"The concept of finality of arbitration awards and pro arbitration policy is something shared worldwide by the States whose Arbitration Acts such as ours have been modeled on the UNICITRAL MODEL LAW. The common thread in all the Acts is to restrict judicial review of arbitral awards and to confine the necessary review to that specified in the Acts. The provisions of the Act are wholly exclusive except where a particular provision invites the court's intervention or facilitation."

In the Court of Appeal case of Nyutu Agrovet Limited v Airtel Networks Limited, Civil Appeal (Application) No.61 of 2012 [2015] eKLR the Court found that no right of appeal exists to the Court of Appeal against a finding of the High Court on an application to set aside an arbitral award. This matter is however pending before the Supreme Court and it is hoped that the highest Court in the land will address the issue pertaining to intervention by Courts and resolve the same with finality.

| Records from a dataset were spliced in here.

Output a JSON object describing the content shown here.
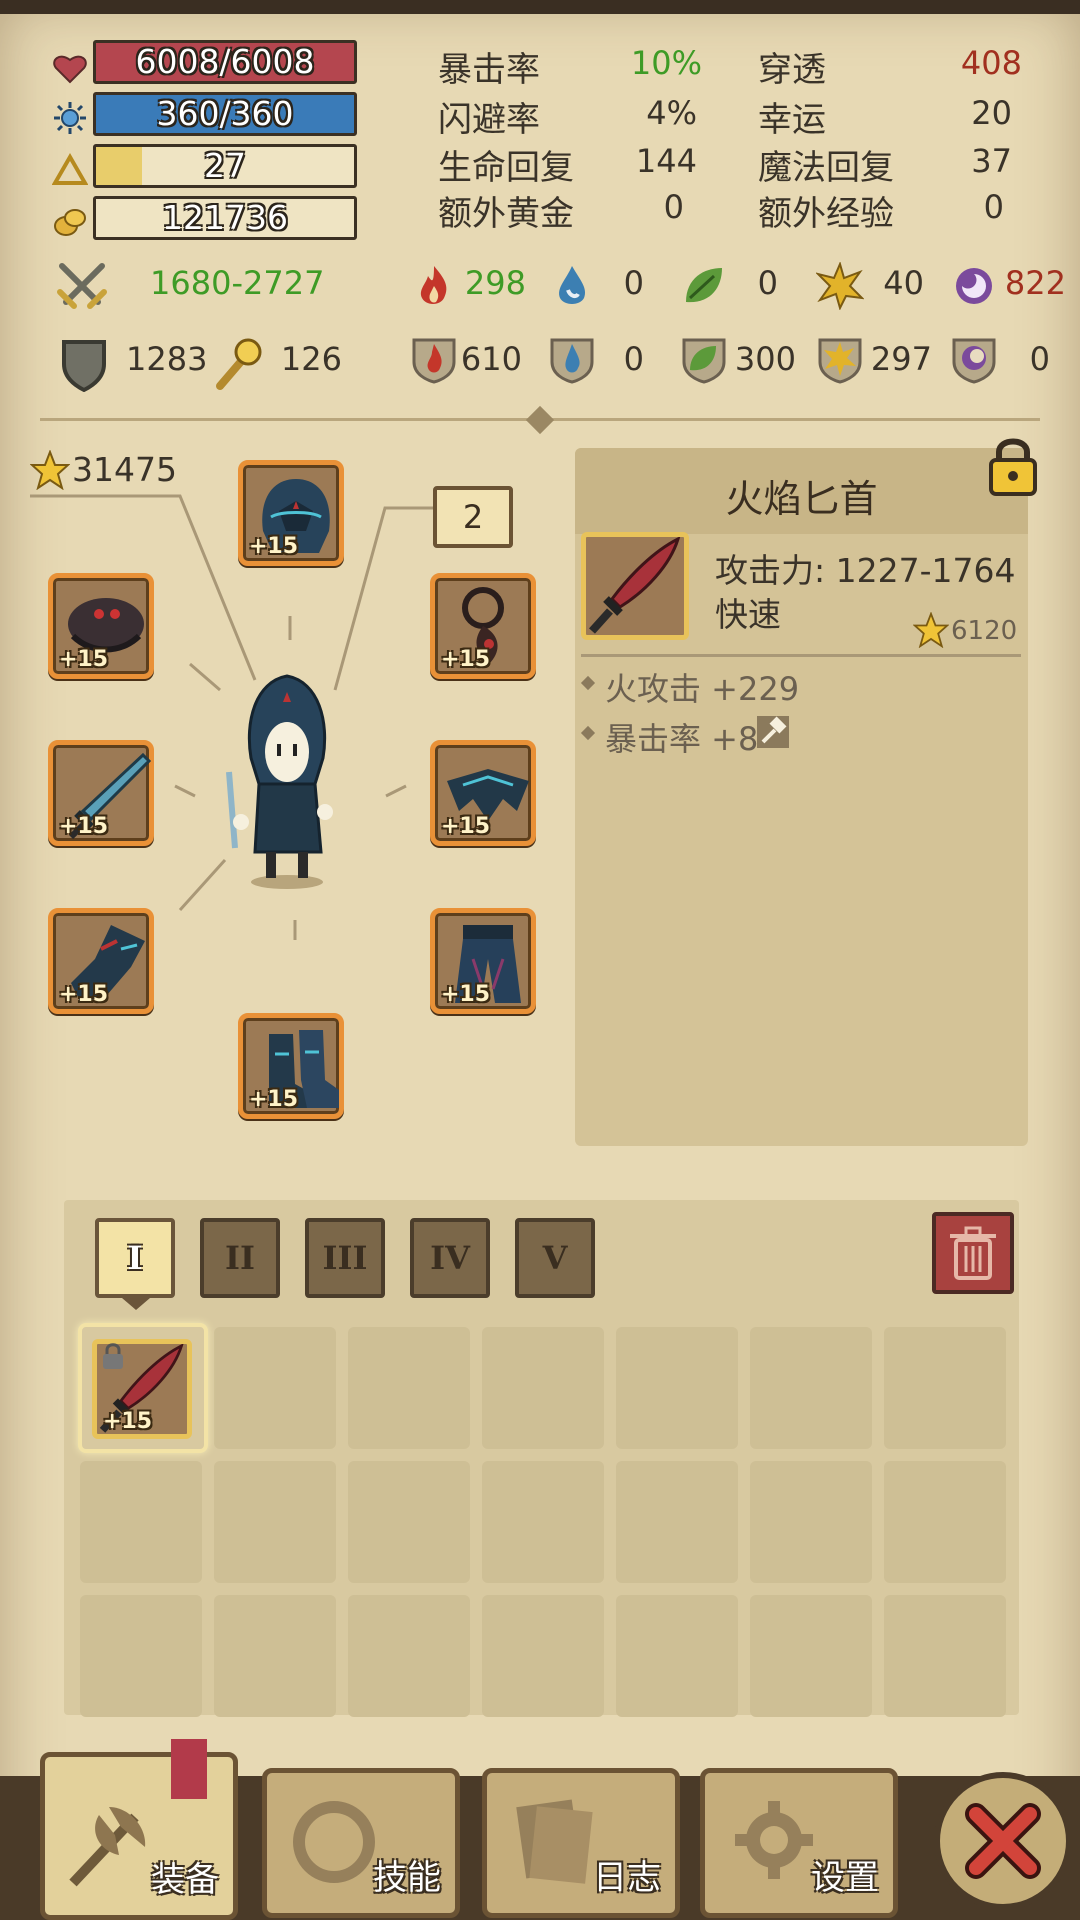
{
  "resources": {
    "hp": "6008/6008",
    "mp": "360/360",
    "level": "27",
    "gold": "121736",
    "level_progress": 0.18
  },
  "stats": [
    {
      "label": "暴击率",
      "value": "10%",
      "color": "#3e9b26"
    },
    {
      "label": "穿透",
      "value": "408",
      "color": "#a1301f"
    },
    {
      "label": "闪避率",
      "value": "4%",
      "color": "#3a3329"
    },
    {
      "label": "幸运",
      "value": "20",
      "color": "#3a3329"
    },
    {
      "label": "生命回复",
      "value": "144",
      "color": "#3a3329"
    },
    {
      "label": "魔法回复",
      "value": "37",
      "color": "#3a3329"
    },
    {
      "label": "额外黄金",
      "value": "0",
      "color": "#3a3329"
    },
    {
      "label": "额外经验",
      "value": "0",
      "color": "#3a3329"
    }
  ],
  "attack": {
    "range": "1680-2727",
    "fire": "298",
    "water": "0",
    "nature": "0",
    "lightning": "40",
    "arcane": "822"
  },
  "defense": {
    "armor": "1283",
    "magic": "126",
    "fire": "610",
    "water": "0",
    "nature": "300",
    "lightning": "297",
    "arcane": "0"
  },
  "equipment": {
    "gear_score": "31475",
    "set_count": "2",
    "slots": [
      {
        "name": "helmet",
        "level": "+15"
      },
      {
        "name": "shoulders",
        "level": "+15"
      },
      {
        "name": "amulet",
        "level": "+15"
      },
      {
        "name": "weapon",
        "level": "+15"
      },
      {
        "name": "cloak",
        "level": "+15"
      },
      {
        "name": "gloves",
        "level": "+15"
      },
      {
        "name": "pants",
        "level": "+15"
      },
      {
        "name": "boots",
        "level": "+15"
      }
    ]
  },
  "item_detail": {
    "name": "火焰匕首",
    "attack": "攻击力: 1227-1764",
    "speed": "快速",
    "score": "6120",
    "bonuses": [
      "火攻击 +229",
      "暴击率 +8"
    ]
  },
  "inventory": {
    "tabs": [
      "I",
      "II",
      "III",
      "IV",
      "V"
    ],
    "active_tab": "I",
    "items": [
      {
        "name": "fire-dagger",
        "level": "+15",
        "locked": true
      }
    ]
  },
  "nav": {
    "equipment": "装备",
    "skills": "技能",
    "log": "日志",
    "settings": "设置"
  },
  "colors": {
    "hp": "#b4464f",
    "mp": "#3a7bb8",
    "xp": "#e8cd6b",
    "positive": "#3e9b26",
    "negative": "#a1301f",
    "slot_border": "#e99137"
  }
}
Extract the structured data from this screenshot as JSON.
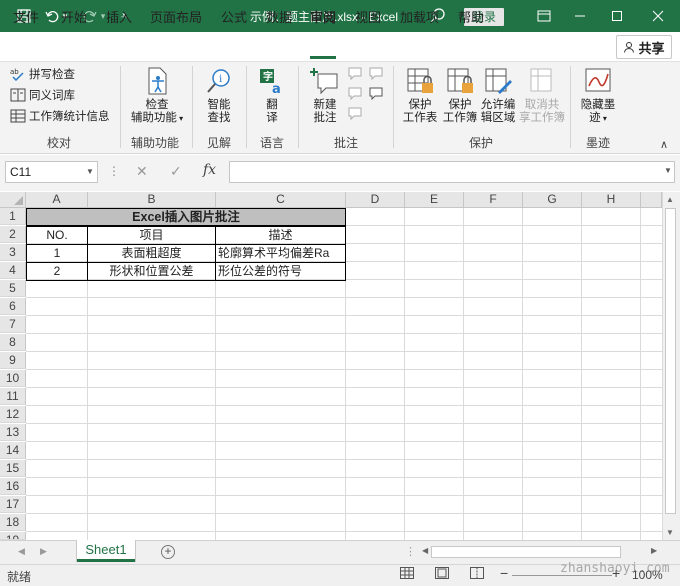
{
  "titlebar": {
    "title": "示例：题主图片.xlsx  -  Excel",
    "login_label": "登录",
    "colors": {
      "bg": "#217346"
    },
    "icons": [
      "save-icon",
      "undo-icon",
      "redo-icon",
      "customize-icon",
      "search-icon",
      "minimize-icon",
      "maximize-icon",
      "close-icon"
    ]
  },
  "menu": {
    "tabs": [
      "文件",
      "开始",
      "插入",
      "页面布局",
      "公式",
      "数据",
      "审阅",
      "视图",
      "加载项",
      "帮助"
    ],
    "active_tab": "审阅",
    "share_label": "共享"
  },
  "ribbon": {
    "proofing": {
      "spell": "拼写检查",
      "thesaurus": "同义词库",
      "stats": "工作簿统计信息",
      "label": "校对"
    },
    "accessibility": {
      "check_line1": "检查",
      "check_line2": "辅助功能",
      "label": "辅助功能"
    },
    "insights": {
      "smart_line1": "智能",
      "smart_line2": "查找",
      "label": "见解"
    },
    "language": {
      "translate_line1": "翻",
      "translate_line2": "译",
      "label": "语言"
    },
    "comments": {
      "new_line1": "新建",
      "new_line2": "批注",
      "label": "批注"
    },
    "protect": {
      "sheet_line1": "保护",
      "sheet_line2": "工作表",
      "book_line1": "保护",
      "book_line2": "工作簿",
      "allow_line1": "允许编",
      "allow_line2": "辑区域",
      "unshare_line1": "取消共",
      "unshare_line2": "享工作簿",
      "label": "保护"
    },
    "ink": {
      "hide_line1": "隐藏墨",
      "hide_line2": "迹",
      "label": "墨迹"
    }
  },
  "formula_bar": {
    "name_box": "C11",
    "fx": "fx",
    "formula": ""
  },
  "sheet": {
    "columns": [
      "A",
      "B",
      "C",
      "D",
      "E",
      "F",
      "G",
      "H"
    ],
    "rows": [
      "1",
      "2",
      "3",
      "4",
      "5",
      "6",
      "7",
      "8",
      "9",
      "10",
      "11",
      "12",
      "13",
      "14",
      "15",
      "16",
      "17",
      "18",
      "19"
    ],
    "title": "Excel插入图片批注",
    "headers": [
      "NO.",
      "项目",
      "描述"
    ],
    "data": [
      [
        "1",
        "表面粗超度",
        "轮廓算术平均偏差Ra"
      ],
      [
        "2",
        "形状和位置公差",
        "形位公差的符号"
      ]
    ]
  },
  "sheet_tabs": {
    "active": "Sheet1"
  },
  "status": {
    "ready": "就绪",
    "zoom": "100%",
    "watermark": "zhanshaoyi.com"
  }
}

The interventionist approach

The Court of Appeal in the case of DHL Excel Supply Chain Kenya Limited v Tilton Investments Limited, Civil Application No. Nai. 302 of 2015 [2017] eKLR held that;

"The fact that section 35 of the Arbitration Act is silent on whether such a decision is appealable to this Court by itself does not bar the right of appeal. The Section grants the High Court jurisdiction to intervene in arbitral proceedings wherein it is invoked. It follows therefore that the decision thereunder is appealable to this Court by virtue of the Constitution."

In so holding, the Court of Appeal in the DHL case not only encouraged and set a precedent for the intrusive nature of Courts, but the decision strongly exhibits the characteristics of legal formalism where judges' decisions are purely derived from enacted law and in this case the Constitution and the Arbitration Act. In keeping with the philosophical school of legal formalism, the Court, when it realized that Section 35 of the Arbitration Act is silent as to whether an appeal can be made to the Court of appeal, proceeded to invoke the provisions of the Constitution in reaching its decision.

Yet another interventionist approach can be gleaned by how the Court made a finding that Arbitration matters are subject to judicial review. Guided by the provisions of the Fair Administrative Action Act, 2015 ("the FAA Act"), which was enacted pursuant to Article 47 of the Constitution, the Court in Sylvana Mpabwanayo Ntaryamira v Allen Waiyaki Gichuhi & another, Judicial Review Application No. 449 of 2015 [2016] eKLR found that;

"An arbitrator is a non-state agency whose action, omission or decision affects the legal rights or interests of the parties before him to whom the arbitral proceedings relate cannot be doubted. It is therefore my view and I so hold that pursuant to the provisions of Article 47 as read with the provisions of the Fair Administrative Action Act, 2015, judicial review orders may where appropriate issue against the decisions of an arbitrator."

The above finding adopts a legal formalism point of view as it interprets the Constitution and the FAA in reaching a decision that arbitration matters are subject to judicial review. The above finding does not reflect the practical position. This is because the Arbitration Act is a complete code as regards to challenge of any procedure pertaining to the arbitration process, and as a result, leaves little or no room for judicial review.


Arbitration is one of the ways in which disputing parties access justice as is provided for in the Constitution. As far as the strict interpretation of the Model Law and the Arbitration Act is concerned as relates to Court's intervention, the Supreme Court in the Nyutu case (supra) in rendering its decision will inevitably set the pace for the course that arbitration matters should take and by extension, which philosophical school of thought will gain eminence in the Kenyan legal system.

  1. Christopher J. Peters, "Legal Formalism, Procedural Principles, and Judicial Constraint in American Adjudication" available at <> accessed on 29th August, 2018.
  2. Oliver Wendell Holmes Jr., "The Path of the Law," Harvard Law Review, Vol. 10 (1897): 457–78.